The Panoptic also gives fantastic wide views. Because the exit pupil is smaller, my slight astigmatism is less of a factor. In the Pronto, stars are sharp across the entire field of view. The field is flat, with far less pincushion than I had been led to believe from the reports scattered across the Internet. Actually, it was only noticeable because I looked for it; I would not have noticed it otherwise. The Pan is not as tolerant as the XL is as far as blackouts are concerned; eye placement is more critical. Because the eyecup does not extend, it can be difficult to keep your eye in the proper position, which may lead to some slight kidney beaning. Please note that this does not mean that the Pan is difficult to view through, only that it is not quite as comfortable as the Pentax .On the other hand, there was noticeably more contrast in the Panoptic.
The true FOV seemed much smaller, until I did a few careful measurements. I found that while the true field of view of the XL specs out larger, the actual FOV of the Panoptic was nearly as large. I did not think there would be as large a difference between 65 deg and 68 deg as there was. I must admit, the apparent field of view in the Panoptic was larger than I expected. There is defiantly more of a WOW! feeling with the Panoptic (more intimate). Although the 40 takes in slightly more sky, images are larger in the 35, and the sky background is noticeably darker. I could constantly acquire slightly fainter stars in the Panoptic. Once I knew they were there, I could usually see them by averted vision in the XL, but I needed the Panoptic to spot them the first time. Star colors seemed slightly stronger in the Panoptic as well. Images were also slightly sharper both on and off axis.
Before I close, take notice of how often I use the word slight. The two are that close. Before I started this review, for some reason (probably based on the cost - we always assume that more expensive means better) I assumed that the Panoptic would be a much better eyepiece.
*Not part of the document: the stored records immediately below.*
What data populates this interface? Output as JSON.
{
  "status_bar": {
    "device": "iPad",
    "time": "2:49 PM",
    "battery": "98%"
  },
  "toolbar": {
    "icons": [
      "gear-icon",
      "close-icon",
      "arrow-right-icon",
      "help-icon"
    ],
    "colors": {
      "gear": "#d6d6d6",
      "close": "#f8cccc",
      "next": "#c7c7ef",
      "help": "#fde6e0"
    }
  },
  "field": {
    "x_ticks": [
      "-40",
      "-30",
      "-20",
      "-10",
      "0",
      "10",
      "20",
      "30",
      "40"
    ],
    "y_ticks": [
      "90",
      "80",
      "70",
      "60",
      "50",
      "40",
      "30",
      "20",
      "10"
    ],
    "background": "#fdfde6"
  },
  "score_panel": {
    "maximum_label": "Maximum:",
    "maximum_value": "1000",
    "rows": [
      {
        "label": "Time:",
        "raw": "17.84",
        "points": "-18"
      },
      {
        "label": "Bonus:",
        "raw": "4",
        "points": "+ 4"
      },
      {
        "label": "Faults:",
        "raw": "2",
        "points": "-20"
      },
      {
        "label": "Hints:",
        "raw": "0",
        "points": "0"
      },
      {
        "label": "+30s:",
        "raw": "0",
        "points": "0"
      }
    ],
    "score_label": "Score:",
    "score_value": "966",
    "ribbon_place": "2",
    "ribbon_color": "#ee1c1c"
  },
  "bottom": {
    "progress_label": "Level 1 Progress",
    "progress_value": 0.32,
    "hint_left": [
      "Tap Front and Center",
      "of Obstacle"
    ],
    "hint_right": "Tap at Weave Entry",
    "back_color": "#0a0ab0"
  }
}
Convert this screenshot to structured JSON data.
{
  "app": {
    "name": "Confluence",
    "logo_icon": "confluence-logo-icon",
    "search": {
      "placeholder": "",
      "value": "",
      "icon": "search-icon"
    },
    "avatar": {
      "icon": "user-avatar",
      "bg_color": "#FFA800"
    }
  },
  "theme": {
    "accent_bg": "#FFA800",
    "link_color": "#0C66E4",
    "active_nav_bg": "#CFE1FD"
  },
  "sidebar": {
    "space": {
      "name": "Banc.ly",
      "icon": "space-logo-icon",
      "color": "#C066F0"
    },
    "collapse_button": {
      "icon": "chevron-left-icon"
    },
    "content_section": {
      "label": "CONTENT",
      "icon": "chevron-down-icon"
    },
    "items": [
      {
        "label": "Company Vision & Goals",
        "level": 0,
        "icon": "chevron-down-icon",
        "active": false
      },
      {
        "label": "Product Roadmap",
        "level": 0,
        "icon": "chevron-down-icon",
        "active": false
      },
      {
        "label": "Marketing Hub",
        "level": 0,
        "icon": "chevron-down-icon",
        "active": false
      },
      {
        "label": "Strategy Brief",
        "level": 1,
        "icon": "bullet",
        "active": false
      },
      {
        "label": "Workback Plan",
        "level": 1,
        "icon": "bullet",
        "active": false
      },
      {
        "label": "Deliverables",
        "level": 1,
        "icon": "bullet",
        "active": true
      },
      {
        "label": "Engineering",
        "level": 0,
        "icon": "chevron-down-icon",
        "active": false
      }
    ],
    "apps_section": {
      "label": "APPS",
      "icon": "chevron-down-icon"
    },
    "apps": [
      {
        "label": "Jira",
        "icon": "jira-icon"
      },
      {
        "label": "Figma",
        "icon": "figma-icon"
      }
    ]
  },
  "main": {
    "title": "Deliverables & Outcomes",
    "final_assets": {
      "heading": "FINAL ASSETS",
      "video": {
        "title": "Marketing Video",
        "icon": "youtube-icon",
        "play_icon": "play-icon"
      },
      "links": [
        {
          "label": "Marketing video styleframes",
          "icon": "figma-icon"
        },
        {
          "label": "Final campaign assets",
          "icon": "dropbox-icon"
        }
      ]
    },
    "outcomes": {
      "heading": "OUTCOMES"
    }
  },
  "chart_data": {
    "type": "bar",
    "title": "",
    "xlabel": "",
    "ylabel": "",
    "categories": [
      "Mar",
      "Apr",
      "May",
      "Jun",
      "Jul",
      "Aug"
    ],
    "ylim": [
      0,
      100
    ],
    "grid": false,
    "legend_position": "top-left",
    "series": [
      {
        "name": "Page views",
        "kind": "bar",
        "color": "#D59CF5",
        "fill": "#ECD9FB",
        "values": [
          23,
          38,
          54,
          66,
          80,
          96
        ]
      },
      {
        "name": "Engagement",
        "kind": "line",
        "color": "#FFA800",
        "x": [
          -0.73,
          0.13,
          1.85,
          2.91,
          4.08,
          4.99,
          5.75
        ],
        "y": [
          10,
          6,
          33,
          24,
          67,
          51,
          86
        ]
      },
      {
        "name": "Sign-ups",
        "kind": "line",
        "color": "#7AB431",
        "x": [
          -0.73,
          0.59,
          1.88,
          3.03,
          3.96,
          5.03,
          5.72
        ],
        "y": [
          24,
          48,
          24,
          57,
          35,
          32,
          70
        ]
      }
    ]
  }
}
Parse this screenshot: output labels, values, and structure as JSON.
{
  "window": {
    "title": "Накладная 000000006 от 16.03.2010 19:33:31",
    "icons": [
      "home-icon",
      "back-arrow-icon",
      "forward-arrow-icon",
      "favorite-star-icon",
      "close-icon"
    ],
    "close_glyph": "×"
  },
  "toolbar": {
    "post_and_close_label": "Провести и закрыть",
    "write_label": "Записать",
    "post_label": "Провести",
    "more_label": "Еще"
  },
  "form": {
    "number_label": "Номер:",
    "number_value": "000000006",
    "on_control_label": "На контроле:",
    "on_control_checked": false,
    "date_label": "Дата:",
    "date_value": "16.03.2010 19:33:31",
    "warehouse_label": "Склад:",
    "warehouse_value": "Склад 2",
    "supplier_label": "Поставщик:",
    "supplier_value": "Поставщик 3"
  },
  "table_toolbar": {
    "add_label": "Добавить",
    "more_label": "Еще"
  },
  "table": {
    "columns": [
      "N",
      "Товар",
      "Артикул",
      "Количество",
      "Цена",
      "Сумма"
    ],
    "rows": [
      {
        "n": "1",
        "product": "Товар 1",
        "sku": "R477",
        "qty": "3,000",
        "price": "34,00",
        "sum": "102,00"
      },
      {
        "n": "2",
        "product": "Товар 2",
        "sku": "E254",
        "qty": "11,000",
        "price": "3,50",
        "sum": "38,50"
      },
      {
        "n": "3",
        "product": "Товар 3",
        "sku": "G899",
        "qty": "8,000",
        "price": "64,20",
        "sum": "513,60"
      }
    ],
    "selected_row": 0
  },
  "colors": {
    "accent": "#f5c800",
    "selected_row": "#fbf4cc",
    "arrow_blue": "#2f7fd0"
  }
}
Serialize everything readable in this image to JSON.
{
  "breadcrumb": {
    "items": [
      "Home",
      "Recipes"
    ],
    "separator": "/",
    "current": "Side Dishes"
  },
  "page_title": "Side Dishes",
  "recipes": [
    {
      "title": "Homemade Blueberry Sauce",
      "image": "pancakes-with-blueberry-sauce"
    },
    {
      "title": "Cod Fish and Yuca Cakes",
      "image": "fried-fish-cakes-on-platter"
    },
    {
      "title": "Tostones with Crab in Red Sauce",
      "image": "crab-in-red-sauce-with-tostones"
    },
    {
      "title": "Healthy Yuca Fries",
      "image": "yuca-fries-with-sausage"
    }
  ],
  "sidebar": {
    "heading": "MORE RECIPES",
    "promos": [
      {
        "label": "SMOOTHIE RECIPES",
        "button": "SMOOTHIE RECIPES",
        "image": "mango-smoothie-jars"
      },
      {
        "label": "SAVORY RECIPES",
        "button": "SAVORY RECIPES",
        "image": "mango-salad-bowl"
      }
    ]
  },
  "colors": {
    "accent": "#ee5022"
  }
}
I was surprised to find how little the Pentax actually gave up to it. The XL is lighter, has less pincushion and a larger TFOV. On the other hand, images possessed more contrast in the Panoptic. Skies were darker and images larger. I was able to consistently detect fainter stars with the 35. I also found the exit pupil to be closer to my optimum with the Pan, but that is a personal thing.
They are both fantastic eyepieces. In the end, it largely comes down to personal preference. This is a tougher
call than I had expected, but for me, the Panoptic pulls slightly ahead, unless the difference in cost is a factor.I
did wind up selling the XL, and I am sure that the new owner will be very happy with it.
- PYeomans likes this